SUPPLIED RECORDS: Begin
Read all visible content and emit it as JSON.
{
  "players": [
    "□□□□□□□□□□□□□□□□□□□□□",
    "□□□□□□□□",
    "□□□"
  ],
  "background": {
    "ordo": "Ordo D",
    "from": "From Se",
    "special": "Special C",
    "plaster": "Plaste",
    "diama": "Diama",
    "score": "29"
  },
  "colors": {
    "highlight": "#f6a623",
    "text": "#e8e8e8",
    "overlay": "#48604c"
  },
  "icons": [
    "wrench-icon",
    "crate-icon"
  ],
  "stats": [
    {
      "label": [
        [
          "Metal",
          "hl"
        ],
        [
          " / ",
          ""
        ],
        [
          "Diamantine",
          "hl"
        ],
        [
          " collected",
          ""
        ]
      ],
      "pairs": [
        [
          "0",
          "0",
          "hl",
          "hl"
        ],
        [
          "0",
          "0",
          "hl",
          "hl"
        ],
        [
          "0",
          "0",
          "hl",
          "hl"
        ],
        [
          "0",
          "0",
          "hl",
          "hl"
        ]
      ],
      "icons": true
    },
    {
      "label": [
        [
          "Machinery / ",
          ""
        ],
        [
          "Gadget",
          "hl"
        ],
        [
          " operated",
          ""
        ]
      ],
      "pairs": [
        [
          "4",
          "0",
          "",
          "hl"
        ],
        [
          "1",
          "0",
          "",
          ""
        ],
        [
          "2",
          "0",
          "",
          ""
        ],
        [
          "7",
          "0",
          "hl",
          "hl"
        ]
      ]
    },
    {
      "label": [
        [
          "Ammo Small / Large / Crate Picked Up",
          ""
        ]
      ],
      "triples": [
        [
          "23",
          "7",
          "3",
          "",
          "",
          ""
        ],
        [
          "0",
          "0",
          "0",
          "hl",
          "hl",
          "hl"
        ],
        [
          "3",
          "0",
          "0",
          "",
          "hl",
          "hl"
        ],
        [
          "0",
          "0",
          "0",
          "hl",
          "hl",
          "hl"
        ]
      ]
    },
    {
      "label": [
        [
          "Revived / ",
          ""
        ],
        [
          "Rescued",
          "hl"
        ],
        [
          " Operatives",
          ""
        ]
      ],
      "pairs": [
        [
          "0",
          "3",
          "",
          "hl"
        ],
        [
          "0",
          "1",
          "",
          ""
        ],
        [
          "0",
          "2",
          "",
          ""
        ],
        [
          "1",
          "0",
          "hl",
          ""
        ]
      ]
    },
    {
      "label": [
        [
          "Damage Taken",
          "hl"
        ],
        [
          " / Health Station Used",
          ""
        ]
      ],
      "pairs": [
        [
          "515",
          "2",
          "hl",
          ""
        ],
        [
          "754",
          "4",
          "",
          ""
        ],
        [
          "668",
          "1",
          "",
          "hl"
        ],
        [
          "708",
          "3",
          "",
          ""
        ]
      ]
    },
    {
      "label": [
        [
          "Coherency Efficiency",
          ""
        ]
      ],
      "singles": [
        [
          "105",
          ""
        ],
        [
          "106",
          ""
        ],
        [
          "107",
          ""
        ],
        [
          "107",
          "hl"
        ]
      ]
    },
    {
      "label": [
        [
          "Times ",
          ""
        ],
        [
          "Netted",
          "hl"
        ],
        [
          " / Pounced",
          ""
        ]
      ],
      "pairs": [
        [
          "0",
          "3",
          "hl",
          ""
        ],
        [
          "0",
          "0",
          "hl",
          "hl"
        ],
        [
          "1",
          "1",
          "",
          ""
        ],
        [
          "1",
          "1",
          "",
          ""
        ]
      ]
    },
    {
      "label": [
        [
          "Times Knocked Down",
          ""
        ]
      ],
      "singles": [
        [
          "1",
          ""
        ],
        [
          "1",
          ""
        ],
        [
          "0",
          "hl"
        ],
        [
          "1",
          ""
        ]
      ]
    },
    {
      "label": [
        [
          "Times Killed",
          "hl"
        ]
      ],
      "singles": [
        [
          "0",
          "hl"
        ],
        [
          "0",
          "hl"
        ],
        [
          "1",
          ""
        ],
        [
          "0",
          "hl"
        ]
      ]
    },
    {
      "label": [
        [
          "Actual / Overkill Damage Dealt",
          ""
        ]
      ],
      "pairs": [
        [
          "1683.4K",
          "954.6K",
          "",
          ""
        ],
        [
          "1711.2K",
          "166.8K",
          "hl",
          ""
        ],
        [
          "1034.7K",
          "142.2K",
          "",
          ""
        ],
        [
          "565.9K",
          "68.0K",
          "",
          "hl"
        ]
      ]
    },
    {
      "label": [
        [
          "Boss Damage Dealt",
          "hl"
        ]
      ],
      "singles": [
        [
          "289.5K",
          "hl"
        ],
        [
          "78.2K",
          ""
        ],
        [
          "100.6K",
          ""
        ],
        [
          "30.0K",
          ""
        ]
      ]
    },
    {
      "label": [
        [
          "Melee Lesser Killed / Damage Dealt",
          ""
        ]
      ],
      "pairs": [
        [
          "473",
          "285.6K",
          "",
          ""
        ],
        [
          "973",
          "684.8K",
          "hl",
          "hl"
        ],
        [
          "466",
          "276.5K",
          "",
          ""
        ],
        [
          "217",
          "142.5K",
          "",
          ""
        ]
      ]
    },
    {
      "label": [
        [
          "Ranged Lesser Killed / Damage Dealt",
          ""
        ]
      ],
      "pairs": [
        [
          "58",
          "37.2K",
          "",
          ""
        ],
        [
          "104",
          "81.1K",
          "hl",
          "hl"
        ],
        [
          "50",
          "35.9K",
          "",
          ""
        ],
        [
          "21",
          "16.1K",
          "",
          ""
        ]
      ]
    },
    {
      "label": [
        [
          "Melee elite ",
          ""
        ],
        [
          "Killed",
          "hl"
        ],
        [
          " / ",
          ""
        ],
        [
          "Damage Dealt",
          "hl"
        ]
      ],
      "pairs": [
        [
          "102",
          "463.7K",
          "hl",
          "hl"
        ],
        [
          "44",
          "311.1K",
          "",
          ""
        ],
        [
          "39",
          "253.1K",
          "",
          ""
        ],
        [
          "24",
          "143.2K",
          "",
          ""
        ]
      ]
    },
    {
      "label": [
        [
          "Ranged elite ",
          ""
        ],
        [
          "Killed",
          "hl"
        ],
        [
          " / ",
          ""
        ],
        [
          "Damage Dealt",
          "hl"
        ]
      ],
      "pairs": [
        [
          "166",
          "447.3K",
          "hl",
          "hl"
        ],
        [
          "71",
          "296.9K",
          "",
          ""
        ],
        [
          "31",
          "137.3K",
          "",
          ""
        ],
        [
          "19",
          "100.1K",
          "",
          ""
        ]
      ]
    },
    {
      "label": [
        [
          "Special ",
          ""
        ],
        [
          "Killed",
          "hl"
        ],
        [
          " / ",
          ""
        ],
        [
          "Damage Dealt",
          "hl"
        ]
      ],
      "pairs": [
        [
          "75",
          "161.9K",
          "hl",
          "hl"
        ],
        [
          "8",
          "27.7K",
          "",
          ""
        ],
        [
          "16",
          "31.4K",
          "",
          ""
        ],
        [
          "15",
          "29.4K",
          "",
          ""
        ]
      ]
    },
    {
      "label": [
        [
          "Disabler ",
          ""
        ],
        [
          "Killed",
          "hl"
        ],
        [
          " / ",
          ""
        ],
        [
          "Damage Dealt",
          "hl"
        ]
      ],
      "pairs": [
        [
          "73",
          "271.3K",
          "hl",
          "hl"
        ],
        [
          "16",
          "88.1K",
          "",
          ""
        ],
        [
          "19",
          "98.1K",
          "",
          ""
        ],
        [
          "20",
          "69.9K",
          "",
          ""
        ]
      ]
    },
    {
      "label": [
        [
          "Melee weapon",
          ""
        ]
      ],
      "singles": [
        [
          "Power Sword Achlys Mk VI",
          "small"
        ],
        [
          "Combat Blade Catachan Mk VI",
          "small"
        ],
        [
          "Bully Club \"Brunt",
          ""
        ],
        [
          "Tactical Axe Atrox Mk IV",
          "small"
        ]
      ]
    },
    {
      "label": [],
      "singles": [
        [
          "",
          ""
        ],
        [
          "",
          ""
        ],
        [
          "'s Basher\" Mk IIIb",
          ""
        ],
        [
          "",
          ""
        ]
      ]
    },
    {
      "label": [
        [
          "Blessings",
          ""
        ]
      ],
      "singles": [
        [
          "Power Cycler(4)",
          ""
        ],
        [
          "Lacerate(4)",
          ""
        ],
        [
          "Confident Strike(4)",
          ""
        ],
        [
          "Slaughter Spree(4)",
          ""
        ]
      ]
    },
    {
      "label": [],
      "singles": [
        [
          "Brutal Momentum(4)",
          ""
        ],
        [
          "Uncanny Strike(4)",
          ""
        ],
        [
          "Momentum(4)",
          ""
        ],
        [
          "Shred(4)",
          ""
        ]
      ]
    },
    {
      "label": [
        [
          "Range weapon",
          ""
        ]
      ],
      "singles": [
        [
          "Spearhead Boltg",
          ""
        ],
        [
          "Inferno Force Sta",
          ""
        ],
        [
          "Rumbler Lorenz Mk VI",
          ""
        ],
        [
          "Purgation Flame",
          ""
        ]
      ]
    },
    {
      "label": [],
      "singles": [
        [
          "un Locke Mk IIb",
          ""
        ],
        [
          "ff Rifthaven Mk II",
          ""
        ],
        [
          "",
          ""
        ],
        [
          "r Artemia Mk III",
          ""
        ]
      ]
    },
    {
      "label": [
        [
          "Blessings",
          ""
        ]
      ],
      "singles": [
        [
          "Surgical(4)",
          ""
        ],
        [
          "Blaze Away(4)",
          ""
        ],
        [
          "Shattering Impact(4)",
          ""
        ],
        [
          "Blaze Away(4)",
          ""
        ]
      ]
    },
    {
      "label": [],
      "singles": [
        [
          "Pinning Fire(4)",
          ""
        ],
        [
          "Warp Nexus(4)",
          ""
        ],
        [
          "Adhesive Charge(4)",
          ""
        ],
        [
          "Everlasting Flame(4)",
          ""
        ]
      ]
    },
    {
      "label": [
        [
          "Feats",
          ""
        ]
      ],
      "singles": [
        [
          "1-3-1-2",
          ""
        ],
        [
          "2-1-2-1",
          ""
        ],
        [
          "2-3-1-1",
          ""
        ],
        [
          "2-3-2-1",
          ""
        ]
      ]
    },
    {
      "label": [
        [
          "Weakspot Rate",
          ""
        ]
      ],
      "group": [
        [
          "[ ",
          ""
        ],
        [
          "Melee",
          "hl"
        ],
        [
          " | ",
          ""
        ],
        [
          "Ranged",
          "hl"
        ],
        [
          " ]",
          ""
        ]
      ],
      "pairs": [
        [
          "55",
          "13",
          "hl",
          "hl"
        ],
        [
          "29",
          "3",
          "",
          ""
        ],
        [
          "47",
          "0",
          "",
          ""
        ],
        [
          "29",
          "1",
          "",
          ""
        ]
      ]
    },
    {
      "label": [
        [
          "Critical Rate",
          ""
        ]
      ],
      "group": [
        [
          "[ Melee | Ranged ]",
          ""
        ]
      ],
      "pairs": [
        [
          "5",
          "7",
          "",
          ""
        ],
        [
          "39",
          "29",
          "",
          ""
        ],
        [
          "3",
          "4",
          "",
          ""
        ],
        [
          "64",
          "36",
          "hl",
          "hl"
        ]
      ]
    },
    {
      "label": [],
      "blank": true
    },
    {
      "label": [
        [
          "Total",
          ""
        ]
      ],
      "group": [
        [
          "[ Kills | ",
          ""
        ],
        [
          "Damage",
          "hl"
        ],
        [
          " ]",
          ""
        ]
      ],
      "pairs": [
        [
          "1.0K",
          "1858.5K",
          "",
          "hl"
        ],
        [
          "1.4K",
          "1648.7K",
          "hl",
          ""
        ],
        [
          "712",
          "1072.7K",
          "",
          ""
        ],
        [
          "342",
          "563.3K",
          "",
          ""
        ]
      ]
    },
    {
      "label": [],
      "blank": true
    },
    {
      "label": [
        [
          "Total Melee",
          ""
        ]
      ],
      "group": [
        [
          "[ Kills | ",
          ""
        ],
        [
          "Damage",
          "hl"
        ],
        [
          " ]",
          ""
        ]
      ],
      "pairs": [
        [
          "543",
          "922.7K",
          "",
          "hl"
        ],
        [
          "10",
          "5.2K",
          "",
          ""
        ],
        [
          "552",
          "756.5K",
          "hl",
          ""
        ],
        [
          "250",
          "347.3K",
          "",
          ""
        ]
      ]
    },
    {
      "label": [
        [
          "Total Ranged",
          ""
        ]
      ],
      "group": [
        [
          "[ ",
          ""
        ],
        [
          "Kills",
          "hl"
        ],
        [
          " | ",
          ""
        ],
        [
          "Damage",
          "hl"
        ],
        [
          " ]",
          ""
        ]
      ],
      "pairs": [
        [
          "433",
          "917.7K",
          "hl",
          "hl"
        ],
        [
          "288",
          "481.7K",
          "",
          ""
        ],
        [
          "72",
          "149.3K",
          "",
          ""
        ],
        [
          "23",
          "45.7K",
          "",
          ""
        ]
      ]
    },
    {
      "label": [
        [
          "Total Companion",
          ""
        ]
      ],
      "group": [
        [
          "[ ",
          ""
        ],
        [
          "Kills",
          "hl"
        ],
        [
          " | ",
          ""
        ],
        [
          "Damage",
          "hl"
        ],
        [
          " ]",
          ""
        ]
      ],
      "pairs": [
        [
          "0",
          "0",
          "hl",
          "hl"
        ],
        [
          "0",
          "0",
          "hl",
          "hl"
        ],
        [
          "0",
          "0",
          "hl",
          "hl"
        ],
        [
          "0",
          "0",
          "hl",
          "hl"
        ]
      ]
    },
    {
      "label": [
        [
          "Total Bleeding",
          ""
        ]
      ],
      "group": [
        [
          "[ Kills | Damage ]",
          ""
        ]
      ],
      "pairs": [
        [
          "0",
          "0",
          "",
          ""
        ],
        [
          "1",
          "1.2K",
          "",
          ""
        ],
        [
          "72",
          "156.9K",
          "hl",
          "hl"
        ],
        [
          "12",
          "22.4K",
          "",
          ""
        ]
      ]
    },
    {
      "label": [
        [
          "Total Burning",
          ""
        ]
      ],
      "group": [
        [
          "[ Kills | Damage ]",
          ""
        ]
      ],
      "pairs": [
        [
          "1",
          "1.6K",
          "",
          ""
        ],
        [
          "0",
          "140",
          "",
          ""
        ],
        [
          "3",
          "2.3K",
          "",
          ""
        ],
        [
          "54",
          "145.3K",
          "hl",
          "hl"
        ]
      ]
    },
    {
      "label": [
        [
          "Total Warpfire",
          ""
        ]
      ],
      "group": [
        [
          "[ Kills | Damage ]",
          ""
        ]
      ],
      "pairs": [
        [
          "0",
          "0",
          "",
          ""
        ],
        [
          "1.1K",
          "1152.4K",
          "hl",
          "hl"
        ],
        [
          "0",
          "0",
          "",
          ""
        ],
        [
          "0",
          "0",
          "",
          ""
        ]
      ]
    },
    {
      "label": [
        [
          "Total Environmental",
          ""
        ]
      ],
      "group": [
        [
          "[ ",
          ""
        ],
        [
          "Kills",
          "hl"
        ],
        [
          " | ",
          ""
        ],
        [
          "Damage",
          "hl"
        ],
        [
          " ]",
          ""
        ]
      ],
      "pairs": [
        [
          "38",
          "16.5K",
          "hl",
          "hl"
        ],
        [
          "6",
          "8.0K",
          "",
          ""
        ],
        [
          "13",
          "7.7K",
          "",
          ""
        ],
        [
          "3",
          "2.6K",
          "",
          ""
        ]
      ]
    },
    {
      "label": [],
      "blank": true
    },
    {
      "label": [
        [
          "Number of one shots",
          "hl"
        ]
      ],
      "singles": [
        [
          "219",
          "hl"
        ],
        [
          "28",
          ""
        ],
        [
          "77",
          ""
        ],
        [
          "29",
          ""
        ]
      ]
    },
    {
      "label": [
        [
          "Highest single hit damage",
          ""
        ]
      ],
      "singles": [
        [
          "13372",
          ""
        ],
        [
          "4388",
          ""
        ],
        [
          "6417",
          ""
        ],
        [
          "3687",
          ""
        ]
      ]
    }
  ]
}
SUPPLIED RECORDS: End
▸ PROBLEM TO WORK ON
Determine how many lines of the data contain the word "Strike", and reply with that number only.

▸ RESPONSE TO THE TASK
2